The landscape south of Lecce is rocky and covered with a virtual sea of olivi (olive trees), which some claim to have been around for thousands of years. Puglia produces most of the olive oil in Italy, as well as most of the wheat. Mussolini, in an attempt to make Italy more self-sufficient, instigated large scale farming of wheat, which continues to this day. In my travels so far, I’ve not seen the vast fields of wheat that are akin to those at home in Kansas. Instead, the landscape I’ve witnessed has been filled with rocks, cactus, olivi and/or the Adriatic Sea. I tried to take photos, but it was impossible from the train. I do have a few good videos of the passing landscape, but they're too long to upload for this post.
I had to change trains in Maglie, and as the only foreigner on board, was looked after by the train porter to make sure I knew when to get off. From Maglie, we headed east for another half hour, and once we arrived in Otranto, I could feel the chill in the air: it was a good ten degrees cooler than it had been in Lecce. While trying to make sense of the map to my hotel, a man approached me, asking if I spoke English. He offered to help me find my hotel. It wasn’t the first time that a Puglesi has offered to help me without being asked. Several times when I lost my way in the streets of Lecce, people eagerly came to my rescue. Some even accompanied me along the way, eager to chat about the reasons for my stay in their city.
|Otranto, centro storico|
As it turns out, P. would become a too-eager companion for the next few days: he seemed to have little to do and appointed himself as my tour guide, and it was tricky trying to dissuade him from this task. Having studied English and being trained as a tour guide for five years, he wanted to share his knowledge, but his assumption that I would want to spend all my time with him was annoying.
There are three main sights in Otranto: the sea, the basilica with its mosaic floor, and the castle. It is also the most eastern point of Italy, and some say that the coast of Albania across the Adriatic can be seen on a clear day. The seascape is wilder than other parts of the Adriatic coast that I’d seen previously, and the water is pristine, earning Otranto its reputation as The Pearl of the Sea.
|A view of the wild beach near the hotel.|
There is a dark side to its history, however. In 1480, during an invasion by Turkish Moors, all the citizens were beheaded, after refusing to denounce their Christian faith. The remains of these martyrs are kept in the basilica, with their skulls on view behind glass plated windows. Behind the altar, they have stored the stone on which everyone was decapitated. A bit macabre, to say the least. (And it begs the question, if everyone was martyred, who was around to collect their remains?)
|Part of the mosaic that covers the entire floor of the basilica.|
For more views of the mosaic in intricate detail, check out this link: Otranto Cattedrale mosaici

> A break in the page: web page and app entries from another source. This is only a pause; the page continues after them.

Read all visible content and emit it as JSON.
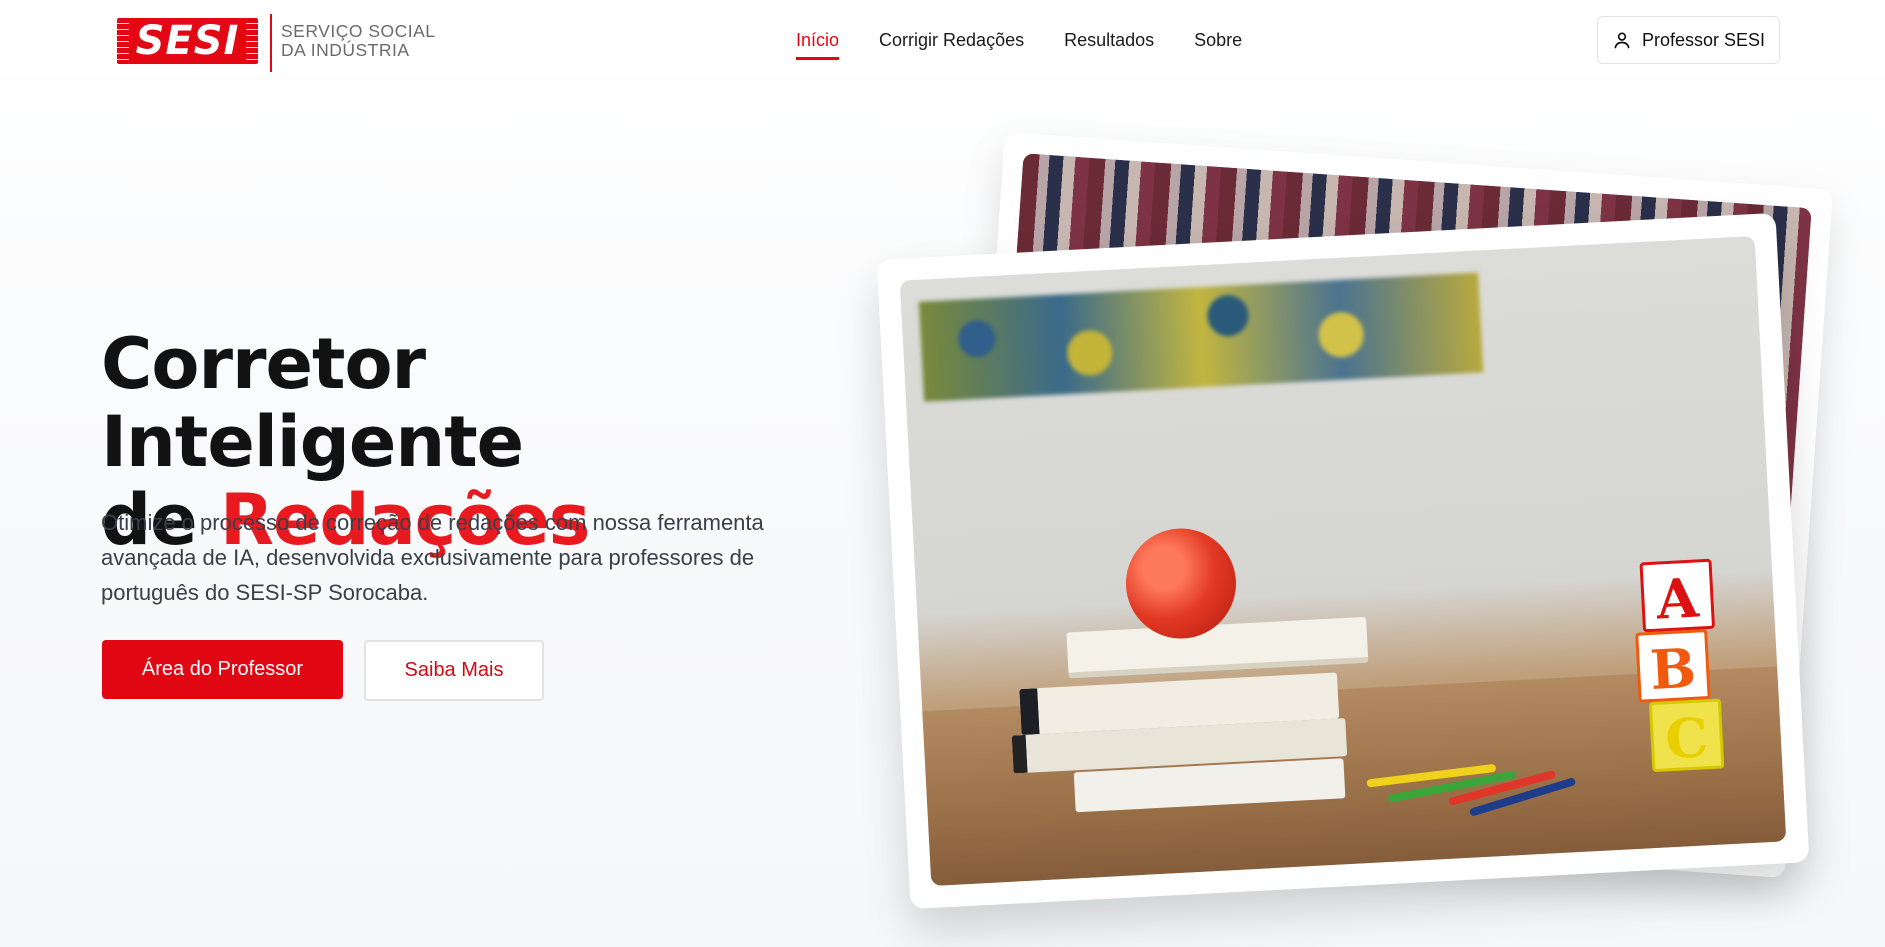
{
  "header": {
    "logo": {
      "mark": "SESI",
      "text_line1": "SERVIÇO SOCIAL",
      "text_line2": "DA INDÚSTRIA"
    },
    "nav": [
      {
        "label": "Início",
        "active": true
      },
      {
        "label": "Corrigir Redações",
        "active": false
      },
      {
        "label": "Resultados",
        "active": false
      },
      {
        "label": "Sobre",
        "active": false
      }
    ],
    "user_button": {
      "label": "Professor SESI",
      "icon": "user-icon"
    }
  },
  "hero": {
    "title_part1": "Corretor Inteligente",
    "title_part2": "de ",
    "title_accent": "Redações",
    "description": "Otimize o processo de correção de redações com nossa ferramenta avançada de IA, desenvolvida exclusivamente para professores de português do SESI-SP Sorocaba.",
    "primary_button": "Área do Professor",
    "secondary_button": "Saiba Mais"
  },
  "colors": {
    "accent": "#e30613",
    "text": "#121212",
    "muted": "#3a3f4a"
  },
  "image": {
    "blocks": [
      "A",
      "B",
      "C"
    ]
  }
}
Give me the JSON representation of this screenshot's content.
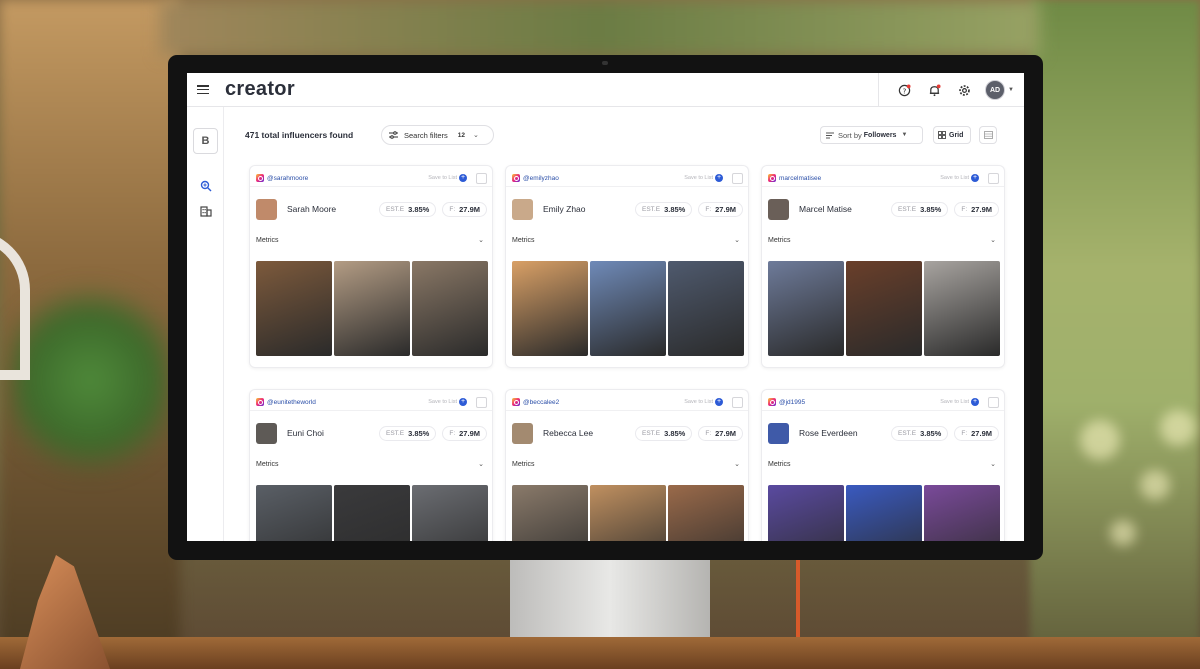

|The chapel with the skulls behind glass.|
The hotel I stayed in, Hotel La Punta, had only one guest: me! For a large hotel, it was odd to have the place to myself. The staff was not around most of the time that I was there, but were friendly and helpful when I was there, and I was provided with a telephone number to call any time of the day and night, should I need it. Though the hotel was located near the sea, it was a good 15- minute walk to the town center, which I enjoyed most of the time. The main problem is that I was unable use the internet connection at the hotel, so I had to go to an internet point in town to access it. It was the last week of my online course, so I needed to check in daily for email from my students.
|la strada vuota (empty street during siesta)|
|A monument to the heroes and martyrs of Otranto, with the castle in the background.|
In the end, staying for three days in Otranto was one too many: in fact, one would have been sufficient. I was disappointed that I was unable to have long walks by the beach, as I had envisioned doing: there were simply no beaches where walking along the shore was easy to do. And the few spots I did find were often littered with trash. In addition, as P. became more insistent, stating that he planned to accompany me back to Lecce, I became worried about how to get away from him. He barraged me with phone calls, voicemail and text messages, demanding my attention. When he refused to listen when I told him that I didn't want him to come, I realized I needed to put a stop to his plans. In the end, I left town several hours earlier than expected, simply to escape from him. His response: SEI MALEDUCATA! (You are rude!) Hmmm, I thought the same about him!
I'm glad I had a chance to check the town out, and perhaps it would be more interesting when the weather gets warmer, but my time there was spoiled by the creepy guy who wouldn't leave me alone.